Many acoustic neurinomas and CPA tumours present an audiometric picture of positive-recruitment hearing impairment although often the CMs are not significantly impaired (according to ECochG) and because, even in the case of a small acoustic neuroma, the interpeak latency between wave I and V (ERA) is increased in the majority of cases. Recruitment cannot be explained, in these cases, as an expression of an accompanying vascular inner ear lesion. Therefore, we attempt to interpret the differential audiometric picture to the various patterns of damage of the auditory nerve. The finding of tone decay is seen as an expression of myelin damage corresponding to the hearing loss in multiple sclerosis.
The absence of any degree of tone decay excludes an isolated damage of the myelin sheaths; hearing loss then results from a disturbance also of the associated axons.
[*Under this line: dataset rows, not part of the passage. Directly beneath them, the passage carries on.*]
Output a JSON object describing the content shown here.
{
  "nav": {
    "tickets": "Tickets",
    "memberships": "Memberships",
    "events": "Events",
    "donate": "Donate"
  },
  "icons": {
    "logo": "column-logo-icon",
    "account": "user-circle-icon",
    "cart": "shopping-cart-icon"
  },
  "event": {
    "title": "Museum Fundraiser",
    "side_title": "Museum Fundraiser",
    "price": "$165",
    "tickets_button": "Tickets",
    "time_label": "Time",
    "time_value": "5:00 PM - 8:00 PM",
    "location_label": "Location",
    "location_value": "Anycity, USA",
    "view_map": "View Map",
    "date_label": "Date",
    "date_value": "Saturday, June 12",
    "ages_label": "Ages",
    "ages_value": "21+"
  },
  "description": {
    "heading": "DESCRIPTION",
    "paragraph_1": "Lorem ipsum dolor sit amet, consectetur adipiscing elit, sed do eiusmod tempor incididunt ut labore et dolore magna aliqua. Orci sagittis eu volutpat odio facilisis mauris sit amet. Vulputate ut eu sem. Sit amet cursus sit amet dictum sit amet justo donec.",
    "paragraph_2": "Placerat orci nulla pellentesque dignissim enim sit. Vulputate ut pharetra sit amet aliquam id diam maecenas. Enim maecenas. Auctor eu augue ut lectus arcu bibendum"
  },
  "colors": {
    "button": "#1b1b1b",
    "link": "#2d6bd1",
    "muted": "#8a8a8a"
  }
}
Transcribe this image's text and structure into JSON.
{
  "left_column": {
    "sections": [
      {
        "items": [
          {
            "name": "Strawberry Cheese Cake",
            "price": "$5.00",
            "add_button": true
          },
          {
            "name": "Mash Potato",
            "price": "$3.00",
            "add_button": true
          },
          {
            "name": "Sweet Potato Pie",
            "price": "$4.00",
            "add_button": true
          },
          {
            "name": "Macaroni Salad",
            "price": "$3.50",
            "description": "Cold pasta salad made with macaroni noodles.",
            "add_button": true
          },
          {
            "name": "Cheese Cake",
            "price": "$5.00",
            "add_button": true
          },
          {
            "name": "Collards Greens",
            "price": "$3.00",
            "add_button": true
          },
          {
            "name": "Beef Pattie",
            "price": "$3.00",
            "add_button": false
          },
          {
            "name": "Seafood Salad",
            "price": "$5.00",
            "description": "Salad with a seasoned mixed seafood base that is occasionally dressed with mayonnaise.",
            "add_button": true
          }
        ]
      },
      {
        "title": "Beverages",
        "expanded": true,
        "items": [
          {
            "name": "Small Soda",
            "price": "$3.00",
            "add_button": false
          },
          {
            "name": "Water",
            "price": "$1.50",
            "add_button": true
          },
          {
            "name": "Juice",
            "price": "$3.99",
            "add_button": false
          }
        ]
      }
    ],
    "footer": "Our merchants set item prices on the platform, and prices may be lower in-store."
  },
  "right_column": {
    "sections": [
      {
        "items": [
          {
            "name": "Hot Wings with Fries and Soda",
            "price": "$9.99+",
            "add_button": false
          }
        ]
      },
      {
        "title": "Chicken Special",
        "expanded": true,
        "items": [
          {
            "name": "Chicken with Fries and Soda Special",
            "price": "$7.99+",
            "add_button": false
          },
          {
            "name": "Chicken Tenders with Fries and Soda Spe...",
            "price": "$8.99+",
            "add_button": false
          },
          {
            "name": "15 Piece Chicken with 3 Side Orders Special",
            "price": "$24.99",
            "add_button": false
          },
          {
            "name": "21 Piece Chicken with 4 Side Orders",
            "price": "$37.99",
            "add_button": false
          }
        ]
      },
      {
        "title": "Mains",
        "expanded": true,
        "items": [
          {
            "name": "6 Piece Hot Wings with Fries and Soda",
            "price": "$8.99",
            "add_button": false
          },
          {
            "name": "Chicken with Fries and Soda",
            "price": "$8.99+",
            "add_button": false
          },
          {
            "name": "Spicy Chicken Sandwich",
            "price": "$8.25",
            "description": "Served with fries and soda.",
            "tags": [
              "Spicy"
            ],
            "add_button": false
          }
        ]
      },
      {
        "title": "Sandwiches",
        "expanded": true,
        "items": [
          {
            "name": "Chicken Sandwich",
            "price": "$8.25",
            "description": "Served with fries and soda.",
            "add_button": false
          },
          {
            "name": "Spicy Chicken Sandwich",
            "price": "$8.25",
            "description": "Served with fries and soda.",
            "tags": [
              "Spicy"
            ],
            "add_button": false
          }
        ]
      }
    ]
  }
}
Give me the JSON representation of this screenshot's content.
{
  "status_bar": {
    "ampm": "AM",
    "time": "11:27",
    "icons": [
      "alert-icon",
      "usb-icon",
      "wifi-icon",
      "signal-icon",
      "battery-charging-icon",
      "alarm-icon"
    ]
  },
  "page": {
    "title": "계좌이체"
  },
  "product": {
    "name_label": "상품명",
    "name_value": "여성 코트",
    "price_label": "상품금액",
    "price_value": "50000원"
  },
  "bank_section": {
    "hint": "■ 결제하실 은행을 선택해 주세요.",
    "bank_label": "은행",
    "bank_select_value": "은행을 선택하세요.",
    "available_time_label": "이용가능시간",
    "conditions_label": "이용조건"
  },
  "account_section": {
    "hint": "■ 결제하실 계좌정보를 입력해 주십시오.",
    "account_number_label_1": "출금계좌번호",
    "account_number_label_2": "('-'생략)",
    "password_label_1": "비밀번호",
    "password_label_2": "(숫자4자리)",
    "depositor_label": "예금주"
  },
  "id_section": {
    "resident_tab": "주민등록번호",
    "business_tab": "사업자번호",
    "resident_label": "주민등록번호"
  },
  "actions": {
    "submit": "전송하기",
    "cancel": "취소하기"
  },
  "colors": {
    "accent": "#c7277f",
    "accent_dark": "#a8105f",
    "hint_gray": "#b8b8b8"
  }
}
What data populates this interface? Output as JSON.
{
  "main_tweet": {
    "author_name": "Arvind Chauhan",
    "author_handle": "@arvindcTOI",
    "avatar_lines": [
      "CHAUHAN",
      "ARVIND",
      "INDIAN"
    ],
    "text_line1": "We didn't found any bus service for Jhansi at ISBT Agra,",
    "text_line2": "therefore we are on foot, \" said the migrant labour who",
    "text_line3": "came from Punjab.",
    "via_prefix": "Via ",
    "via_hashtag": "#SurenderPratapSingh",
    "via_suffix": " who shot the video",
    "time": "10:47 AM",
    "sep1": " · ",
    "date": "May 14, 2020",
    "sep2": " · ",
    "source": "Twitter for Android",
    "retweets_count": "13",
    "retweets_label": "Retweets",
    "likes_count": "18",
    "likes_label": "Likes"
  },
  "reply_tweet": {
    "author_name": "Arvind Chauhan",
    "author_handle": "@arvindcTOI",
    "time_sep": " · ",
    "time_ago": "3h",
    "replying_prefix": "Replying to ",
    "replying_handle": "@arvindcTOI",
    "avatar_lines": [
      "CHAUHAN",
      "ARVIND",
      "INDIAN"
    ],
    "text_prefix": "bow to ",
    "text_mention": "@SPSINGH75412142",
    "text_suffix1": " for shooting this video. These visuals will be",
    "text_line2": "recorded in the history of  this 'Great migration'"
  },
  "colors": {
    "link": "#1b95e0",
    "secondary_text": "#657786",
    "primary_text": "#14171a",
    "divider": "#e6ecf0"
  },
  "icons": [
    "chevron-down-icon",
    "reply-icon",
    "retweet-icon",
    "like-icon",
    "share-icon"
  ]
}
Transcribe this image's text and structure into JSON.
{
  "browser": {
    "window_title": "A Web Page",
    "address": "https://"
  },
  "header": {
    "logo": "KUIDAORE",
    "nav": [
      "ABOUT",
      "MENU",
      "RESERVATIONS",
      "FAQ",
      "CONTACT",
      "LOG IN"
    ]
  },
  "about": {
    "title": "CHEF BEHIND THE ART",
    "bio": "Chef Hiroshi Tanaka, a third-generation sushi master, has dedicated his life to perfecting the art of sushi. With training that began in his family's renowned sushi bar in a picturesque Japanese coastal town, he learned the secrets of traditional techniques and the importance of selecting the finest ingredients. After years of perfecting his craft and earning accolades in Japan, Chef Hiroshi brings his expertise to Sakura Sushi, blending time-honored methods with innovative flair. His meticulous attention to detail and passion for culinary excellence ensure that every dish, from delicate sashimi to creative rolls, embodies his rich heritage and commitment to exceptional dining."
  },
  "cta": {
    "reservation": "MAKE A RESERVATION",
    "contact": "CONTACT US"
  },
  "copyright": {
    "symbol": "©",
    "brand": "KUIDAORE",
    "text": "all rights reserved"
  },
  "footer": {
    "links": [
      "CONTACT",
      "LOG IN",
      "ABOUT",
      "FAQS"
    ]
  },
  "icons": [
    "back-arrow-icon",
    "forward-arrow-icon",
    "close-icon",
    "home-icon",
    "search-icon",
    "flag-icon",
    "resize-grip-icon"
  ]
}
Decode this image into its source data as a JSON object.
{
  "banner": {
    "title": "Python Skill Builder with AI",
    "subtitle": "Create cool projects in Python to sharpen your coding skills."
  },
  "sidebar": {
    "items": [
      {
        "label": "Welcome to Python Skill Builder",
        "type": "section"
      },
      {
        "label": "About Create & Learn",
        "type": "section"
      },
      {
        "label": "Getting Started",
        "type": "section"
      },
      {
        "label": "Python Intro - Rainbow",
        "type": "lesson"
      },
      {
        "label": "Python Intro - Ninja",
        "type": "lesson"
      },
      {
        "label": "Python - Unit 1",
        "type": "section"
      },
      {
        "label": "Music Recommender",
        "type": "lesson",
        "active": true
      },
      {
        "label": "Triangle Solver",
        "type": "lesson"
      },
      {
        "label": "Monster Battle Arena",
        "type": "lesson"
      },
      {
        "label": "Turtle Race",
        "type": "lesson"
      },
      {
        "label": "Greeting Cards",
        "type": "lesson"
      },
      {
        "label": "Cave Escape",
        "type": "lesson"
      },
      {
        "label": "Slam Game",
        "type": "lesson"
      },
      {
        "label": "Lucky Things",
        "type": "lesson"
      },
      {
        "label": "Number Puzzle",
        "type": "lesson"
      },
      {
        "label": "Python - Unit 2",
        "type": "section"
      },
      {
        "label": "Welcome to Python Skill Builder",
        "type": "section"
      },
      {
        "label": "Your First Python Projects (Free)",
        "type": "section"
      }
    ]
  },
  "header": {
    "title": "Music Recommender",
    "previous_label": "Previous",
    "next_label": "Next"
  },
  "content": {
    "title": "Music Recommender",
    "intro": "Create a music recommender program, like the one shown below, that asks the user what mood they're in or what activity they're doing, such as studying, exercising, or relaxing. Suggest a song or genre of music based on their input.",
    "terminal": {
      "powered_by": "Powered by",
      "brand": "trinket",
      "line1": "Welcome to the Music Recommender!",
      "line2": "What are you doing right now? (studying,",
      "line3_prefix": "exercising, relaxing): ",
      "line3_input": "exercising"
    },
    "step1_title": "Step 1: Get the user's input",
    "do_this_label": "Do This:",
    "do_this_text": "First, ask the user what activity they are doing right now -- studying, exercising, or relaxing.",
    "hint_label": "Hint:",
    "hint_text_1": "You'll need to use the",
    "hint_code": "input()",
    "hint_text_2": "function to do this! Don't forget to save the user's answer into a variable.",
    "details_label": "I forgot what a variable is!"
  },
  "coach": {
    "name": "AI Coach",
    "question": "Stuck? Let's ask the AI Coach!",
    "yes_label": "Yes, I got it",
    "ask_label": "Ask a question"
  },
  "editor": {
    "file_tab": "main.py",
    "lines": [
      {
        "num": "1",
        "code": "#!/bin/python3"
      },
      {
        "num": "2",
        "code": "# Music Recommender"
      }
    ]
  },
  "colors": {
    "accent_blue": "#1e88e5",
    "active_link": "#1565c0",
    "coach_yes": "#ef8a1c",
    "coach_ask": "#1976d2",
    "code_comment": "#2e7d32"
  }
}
At such a stage, where there is a functional loss to part of the neural fibres but with intact myelinated residual fibres, the result could be the phenomenon of recruitment for suprathreshold stimulation. This theory of selective compression is compared to an isolated efferent lesion theory as the cause for recruitment in AN and CPA tumours.